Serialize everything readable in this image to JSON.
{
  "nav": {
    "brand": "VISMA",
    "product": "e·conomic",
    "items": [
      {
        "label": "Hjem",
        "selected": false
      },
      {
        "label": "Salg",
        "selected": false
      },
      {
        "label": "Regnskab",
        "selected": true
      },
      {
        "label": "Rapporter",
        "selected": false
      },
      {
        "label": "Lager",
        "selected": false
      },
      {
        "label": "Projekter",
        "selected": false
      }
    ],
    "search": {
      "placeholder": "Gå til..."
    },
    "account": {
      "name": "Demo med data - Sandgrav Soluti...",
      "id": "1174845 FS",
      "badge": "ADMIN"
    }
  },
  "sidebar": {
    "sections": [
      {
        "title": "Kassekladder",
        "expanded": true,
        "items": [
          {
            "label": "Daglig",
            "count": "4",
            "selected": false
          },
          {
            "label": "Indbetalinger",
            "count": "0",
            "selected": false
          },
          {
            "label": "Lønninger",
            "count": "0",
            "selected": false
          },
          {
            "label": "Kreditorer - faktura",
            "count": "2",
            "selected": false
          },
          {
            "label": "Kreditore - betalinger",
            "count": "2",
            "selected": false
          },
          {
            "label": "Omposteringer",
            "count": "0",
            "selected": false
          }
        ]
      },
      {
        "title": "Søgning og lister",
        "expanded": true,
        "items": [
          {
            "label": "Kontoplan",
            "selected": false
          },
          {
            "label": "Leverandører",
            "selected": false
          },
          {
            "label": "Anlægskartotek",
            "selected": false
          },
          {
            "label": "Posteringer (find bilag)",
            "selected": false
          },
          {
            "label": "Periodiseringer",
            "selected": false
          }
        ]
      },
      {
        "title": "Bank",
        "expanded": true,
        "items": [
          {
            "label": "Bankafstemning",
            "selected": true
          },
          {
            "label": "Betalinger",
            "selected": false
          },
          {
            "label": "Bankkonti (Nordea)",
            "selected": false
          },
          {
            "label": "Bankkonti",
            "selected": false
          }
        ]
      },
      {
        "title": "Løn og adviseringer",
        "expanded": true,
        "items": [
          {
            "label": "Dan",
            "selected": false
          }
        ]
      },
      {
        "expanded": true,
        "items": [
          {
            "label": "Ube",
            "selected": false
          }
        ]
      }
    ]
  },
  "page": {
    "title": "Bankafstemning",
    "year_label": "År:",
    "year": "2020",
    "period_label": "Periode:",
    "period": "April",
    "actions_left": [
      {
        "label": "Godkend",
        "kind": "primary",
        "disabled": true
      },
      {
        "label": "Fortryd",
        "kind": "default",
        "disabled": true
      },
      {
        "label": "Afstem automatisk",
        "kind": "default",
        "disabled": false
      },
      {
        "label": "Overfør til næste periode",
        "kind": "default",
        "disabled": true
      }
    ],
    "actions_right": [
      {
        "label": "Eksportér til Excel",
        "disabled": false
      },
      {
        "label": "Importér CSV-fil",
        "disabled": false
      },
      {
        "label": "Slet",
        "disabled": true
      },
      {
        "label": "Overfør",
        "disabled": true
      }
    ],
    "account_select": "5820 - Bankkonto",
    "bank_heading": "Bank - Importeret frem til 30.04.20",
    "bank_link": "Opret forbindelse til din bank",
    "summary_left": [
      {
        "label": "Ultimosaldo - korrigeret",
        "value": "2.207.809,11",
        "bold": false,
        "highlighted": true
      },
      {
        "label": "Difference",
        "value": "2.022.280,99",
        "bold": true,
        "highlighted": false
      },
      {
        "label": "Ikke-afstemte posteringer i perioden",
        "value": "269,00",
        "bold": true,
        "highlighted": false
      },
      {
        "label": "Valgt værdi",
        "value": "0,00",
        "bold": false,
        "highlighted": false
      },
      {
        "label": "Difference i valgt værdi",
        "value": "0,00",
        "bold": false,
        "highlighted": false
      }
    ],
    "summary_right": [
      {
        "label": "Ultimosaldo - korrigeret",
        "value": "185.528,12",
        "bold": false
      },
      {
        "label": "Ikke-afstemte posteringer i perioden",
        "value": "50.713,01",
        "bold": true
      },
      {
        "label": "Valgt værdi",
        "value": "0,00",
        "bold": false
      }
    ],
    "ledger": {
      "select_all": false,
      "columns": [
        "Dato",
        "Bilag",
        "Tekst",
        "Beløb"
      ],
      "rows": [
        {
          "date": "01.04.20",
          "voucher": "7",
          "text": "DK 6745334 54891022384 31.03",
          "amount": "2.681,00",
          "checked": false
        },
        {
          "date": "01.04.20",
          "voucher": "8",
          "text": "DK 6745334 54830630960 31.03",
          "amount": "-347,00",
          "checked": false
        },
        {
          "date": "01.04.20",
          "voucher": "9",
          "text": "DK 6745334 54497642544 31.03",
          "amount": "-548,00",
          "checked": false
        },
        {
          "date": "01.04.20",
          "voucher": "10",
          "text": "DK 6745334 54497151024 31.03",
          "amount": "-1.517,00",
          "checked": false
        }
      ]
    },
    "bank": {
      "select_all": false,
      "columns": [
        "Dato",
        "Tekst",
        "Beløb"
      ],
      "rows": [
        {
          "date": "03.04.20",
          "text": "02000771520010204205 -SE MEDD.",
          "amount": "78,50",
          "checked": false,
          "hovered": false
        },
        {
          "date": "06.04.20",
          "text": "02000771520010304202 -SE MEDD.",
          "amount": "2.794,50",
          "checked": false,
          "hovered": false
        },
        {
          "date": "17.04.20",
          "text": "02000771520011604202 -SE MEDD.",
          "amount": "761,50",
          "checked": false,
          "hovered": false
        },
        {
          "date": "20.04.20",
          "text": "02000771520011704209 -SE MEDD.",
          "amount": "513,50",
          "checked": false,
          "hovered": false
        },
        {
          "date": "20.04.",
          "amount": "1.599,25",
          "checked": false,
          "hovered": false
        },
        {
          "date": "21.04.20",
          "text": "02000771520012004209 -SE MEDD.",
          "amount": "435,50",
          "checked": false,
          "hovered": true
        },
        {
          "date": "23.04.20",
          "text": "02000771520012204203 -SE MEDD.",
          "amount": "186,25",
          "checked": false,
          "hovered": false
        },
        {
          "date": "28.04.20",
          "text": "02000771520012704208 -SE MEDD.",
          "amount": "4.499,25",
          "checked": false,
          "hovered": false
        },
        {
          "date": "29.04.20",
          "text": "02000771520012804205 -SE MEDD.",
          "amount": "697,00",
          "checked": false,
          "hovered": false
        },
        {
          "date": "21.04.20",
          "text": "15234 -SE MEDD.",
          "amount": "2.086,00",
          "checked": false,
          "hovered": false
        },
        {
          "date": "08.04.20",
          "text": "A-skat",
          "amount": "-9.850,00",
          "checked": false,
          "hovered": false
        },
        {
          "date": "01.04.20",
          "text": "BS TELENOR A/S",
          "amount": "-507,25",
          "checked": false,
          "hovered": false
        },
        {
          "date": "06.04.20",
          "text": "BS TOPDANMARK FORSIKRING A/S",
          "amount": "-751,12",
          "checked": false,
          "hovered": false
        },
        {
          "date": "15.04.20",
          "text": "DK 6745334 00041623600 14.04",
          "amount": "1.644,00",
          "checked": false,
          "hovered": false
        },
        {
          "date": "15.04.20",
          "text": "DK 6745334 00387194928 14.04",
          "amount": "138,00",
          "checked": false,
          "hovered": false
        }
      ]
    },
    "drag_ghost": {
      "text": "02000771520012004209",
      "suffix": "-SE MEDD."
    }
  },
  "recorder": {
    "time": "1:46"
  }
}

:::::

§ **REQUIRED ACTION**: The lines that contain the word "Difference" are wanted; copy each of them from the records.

§ **SOLVED EXERCISE**:
        "label": "Difference",
        "label": "Difference i valgt værdi",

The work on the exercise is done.